My Thoughts…

I enjoyed reading Cam and Matius’ story in ‘The Spaniard’s Untouched Bride’, and I was interested to see what happens to Liliana, Matius’ Fiancee when she is kidnapped by his dark and dangerous brother Diego. Definitely an anti-hero Diego damaged by his father’s abuse, and haunted by the loss of his mother and pregnant first wife seeks only to cause destruction and hurt.

It seems he will stop at nothing to gain his Grandfather’s legacy, especially if it hurts his brother Matius, ‘the good one’. Kidnapping Liliana, Matius’ fiancee appears to be one more destructive act but his reasons are deeper than to gain his inheritance and hurt his brother, but is he prepared to explore what these reasons really mean?

Diego and Liliana’s romance is a learning curve for both of them.

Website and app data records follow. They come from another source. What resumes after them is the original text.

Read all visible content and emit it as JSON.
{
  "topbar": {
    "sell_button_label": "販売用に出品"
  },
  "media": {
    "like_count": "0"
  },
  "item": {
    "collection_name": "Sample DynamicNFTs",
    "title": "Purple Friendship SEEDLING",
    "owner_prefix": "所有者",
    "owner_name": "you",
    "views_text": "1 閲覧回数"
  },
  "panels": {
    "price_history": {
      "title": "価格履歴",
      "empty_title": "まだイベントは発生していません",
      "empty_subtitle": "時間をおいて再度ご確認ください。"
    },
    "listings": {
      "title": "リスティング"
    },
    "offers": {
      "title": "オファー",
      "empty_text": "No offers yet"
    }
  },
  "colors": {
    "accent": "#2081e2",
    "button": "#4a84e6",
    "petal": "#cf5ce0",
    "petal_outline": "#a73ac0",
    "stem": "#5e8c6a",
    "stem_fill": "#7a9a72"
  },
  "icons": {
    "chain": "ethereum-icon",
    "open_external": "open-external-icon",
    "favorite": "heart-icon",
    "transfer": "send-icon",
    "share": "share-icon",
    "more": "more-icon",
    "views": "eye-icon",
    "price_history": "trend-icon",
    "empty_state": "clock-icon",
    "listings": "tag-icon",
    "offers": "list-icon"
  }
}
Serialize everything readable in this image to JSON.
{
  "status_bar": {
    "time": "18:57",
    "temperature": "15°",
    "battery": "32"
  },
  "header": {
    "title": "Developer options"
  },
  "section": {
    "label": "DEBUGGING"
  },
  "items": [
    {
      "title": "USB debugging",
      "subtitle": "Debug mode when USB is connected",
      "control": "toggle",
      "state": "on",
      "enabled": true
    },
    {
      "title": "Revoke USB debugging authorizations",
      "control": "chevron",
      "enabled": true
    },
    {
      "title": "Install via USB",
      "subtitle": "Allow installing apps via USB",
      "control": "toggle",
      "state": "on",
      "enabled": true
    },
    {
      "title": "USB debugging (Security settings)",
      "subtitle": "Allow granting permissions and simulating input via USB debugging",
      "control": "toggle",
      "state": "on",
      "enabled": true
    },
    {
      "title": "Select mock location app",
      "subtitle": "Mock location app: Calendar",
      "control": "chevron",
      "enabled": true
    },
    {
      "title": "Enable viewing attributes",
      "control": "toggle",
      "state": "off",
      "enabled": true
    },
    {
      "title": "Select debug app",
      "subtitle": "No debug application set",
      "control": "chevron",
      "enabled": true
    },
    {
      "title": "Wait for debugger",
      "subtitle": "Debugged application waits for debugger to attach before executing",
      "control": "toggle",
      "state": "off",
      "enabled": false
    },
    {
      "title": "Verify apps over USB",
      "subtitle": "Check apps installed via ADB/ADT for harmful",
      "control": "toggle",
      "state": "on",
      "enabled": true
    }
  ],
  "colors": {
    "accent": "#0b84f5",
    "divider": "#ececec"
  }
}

There is a strong sexual attraction, but this is underscored with emotional need, as they both discover through much angst and pain what love really is.  Liliana and Diego’s characters are flawed and realistic and their emotional journey fraught with conflict and self-realisation.,

Fast-paced and passionate this romantic story is an absorbing read, with a particularly poignant ending. 

I received a copy of this book from Mills & Boon via NetGalley in return for an honest review.